● **EXERCISE DIRECTIONS**
Copy out, from the entries below, each line holding the string "tracks".

● **AVAILABLE RECORDS**
--------------------------------------------------

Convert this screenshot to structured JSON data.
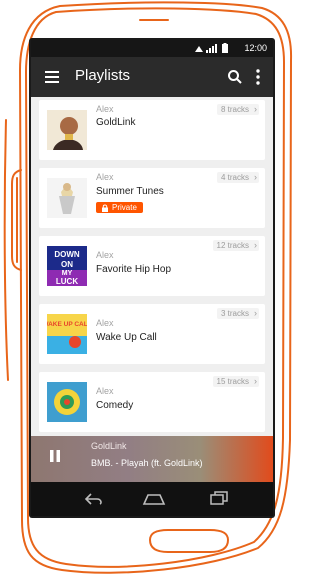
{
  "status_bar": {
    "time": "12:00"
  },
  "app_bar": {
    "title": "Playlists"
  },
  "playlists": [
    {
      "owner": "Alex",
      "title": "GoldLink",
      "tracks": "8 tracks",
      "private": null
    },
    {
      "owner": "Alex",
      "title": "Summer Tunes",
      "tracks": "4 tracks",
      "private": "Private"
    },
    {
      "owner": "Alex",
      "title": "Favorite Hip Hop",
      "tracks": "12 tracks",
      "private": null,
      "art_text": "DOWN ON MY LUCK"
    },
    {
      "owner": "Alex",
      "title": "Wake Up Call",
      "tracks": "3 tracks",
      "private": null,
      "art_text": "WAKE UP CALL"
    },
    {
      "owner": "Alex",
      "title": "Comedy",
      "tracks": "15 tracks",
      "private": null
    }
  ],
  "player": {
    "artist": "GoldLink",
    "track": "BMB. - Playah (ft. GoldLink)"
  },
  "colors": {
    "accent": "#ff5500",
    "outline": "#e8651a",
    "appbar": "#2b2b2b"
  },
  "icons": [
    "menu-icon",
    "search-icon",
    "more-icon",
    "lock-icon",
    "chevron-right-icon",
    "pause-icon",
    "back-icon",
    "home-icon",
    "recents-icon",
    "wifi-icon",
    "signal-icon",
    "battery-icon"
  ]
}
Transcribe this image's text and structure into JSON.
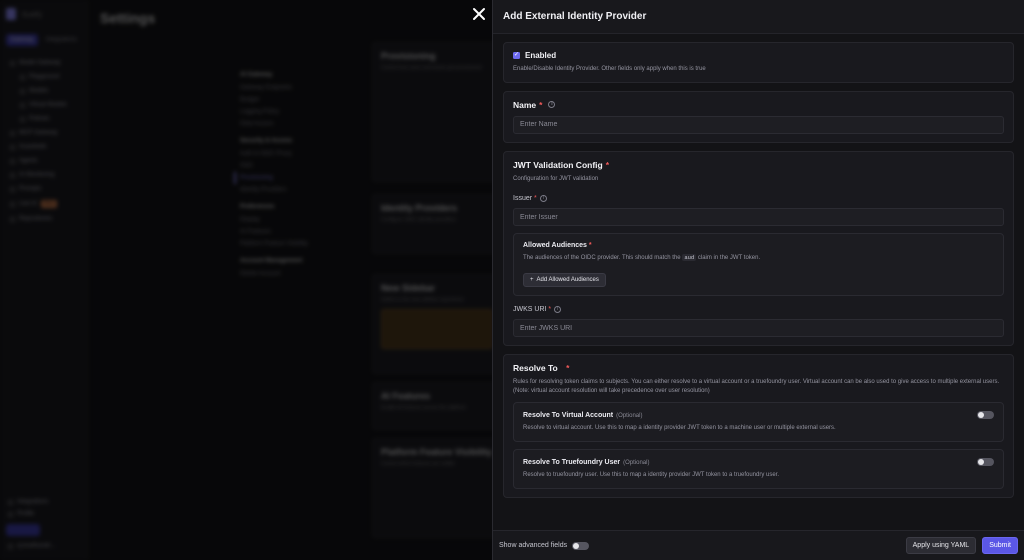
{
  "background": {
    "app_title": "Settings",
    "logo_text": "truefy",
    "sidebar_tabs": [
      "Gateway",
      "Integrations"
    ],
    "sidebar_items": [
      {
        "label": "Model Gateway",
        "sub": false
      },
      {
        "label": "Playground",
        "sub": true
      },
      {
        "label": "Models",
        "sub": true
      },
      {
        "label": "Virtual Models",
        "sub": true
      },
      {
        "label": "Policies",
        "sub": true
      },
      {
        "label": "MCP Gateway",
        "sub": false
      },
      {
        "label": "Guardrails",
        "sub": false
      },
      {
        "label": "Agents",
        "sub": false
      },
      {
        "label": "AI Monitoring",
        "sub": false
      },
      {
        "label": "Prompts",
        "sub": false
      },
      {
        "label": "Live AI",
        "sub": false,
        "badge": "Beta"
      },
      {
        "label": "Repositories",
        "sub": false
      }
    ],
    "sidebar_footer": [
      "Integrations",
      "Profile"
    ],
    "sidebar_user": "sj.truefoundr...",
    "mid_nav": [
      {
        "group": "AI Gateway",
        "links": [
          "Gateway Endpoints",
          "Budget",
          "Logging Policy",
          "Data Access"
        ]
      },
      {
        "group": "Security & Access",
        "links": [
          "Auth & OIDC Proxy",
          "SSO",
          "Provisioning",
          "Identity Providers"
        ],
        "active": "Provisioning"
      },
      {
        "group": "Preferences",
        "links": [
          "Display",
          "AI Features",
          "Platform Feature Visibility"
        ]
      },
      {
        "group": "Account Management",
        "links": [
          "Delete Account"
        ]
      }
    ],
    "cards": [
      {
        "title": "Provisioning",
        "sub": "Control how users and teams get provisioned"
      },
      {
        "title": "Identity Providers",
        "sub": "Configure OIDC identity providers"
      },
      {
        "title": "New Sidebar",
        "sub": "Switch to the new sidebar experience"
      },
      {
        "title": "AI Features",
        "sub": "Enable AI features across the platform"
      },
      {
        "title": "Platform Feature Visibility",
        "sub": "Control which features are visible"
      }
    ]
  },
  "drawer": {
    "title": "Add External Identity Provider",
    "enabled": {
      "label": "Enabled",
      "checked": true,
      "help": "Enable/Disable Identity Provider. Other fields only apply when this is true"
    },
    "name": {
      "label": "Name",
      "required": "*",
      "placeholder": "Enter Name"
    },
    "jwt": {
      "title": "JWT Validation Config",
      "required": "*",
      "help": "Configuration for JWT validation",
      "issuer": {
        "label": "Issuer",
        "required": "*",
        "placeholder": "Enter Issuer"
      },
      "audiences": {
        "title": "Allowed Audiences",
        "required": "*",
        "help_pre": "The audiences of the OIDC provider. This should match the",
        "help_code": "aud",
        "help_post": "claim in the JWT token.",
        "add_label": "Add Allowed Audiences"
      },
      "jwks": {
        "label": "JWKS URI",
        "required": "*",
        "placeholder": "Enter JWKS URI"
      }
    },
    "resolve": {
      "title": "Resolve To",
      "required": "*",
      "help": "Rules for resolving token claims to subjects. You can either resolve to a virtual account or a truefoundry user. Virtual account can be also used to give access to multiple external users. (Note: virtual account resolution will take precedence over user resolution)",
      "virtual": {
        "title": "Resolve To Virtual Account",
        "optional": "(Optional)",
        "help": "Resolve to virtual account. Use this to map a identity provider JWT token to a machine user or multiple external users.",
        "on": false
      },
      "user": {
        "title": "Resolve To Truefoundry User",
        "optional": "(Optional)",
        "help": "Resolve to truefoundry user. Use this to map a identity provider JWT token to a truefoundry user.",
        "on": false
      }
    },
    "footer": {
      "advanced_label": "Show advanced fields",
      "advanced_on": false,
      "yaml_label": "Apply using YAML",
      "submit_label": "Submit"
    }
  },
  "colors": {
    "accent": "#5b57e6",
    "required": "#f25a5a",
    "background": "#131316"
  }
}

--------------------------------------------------

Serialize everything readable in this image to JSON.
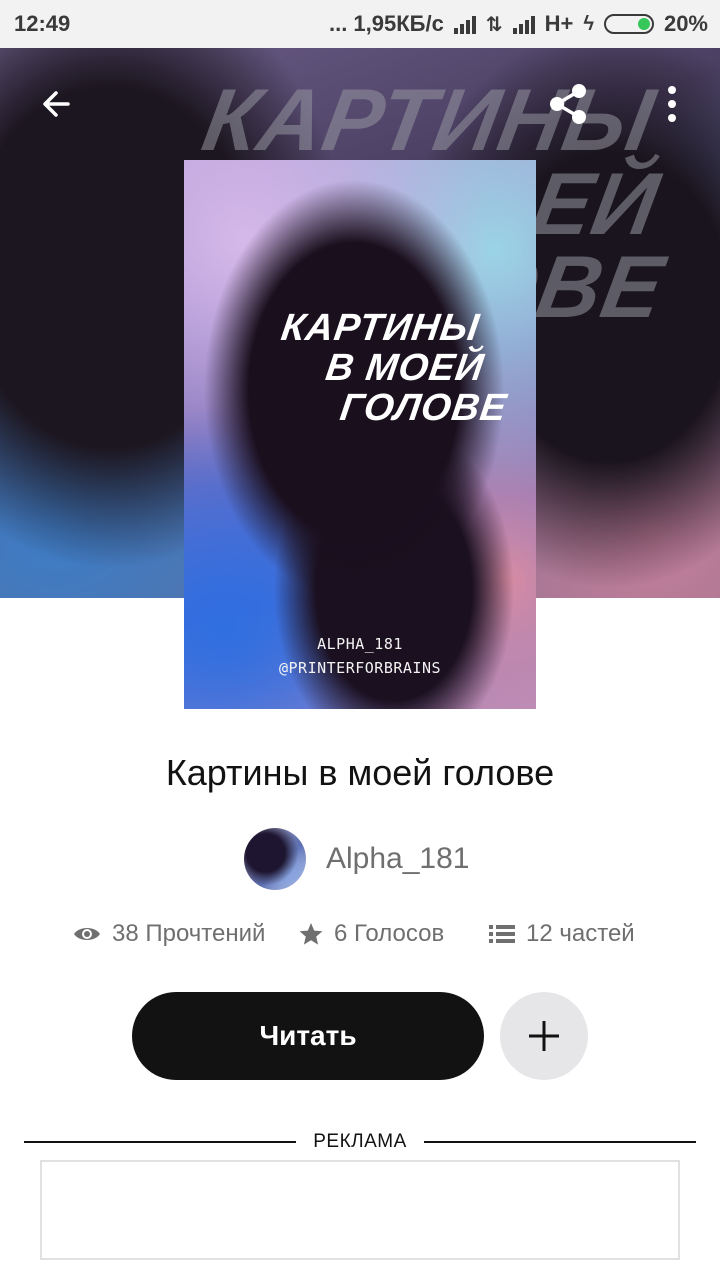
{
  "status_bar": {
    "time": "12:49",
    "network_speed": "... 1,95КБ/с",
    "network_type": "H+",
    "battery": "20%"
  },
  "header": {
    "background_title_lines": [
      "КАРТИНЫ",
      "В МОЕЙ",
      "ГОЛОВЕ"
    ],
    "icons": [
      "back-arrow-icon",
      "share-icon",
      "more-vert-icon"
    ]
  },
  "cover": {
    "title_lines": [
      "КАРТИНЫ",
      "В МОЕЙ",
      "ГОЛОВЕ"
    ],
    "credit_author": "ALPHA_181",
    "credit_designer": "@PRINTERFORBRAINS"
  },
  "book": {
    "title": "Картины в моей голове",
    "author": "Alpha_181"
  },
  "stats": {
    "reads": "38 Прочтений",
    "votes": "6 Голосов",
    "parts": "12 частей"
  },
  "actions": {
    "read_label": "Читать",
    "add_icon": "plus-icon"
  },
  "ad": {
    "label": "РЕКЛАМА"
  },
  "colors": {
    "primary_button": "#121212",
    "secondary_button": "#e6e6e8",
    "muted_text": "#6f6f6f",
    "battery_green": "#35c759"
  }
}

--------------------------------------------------

● **SOLUTION**
      "tracks": "8 tracks",
      "tracks": "4 tracks",
      "tracks": "12 tracks",
      "tracks": "3 tracks",
      "tracks": "15 tracks",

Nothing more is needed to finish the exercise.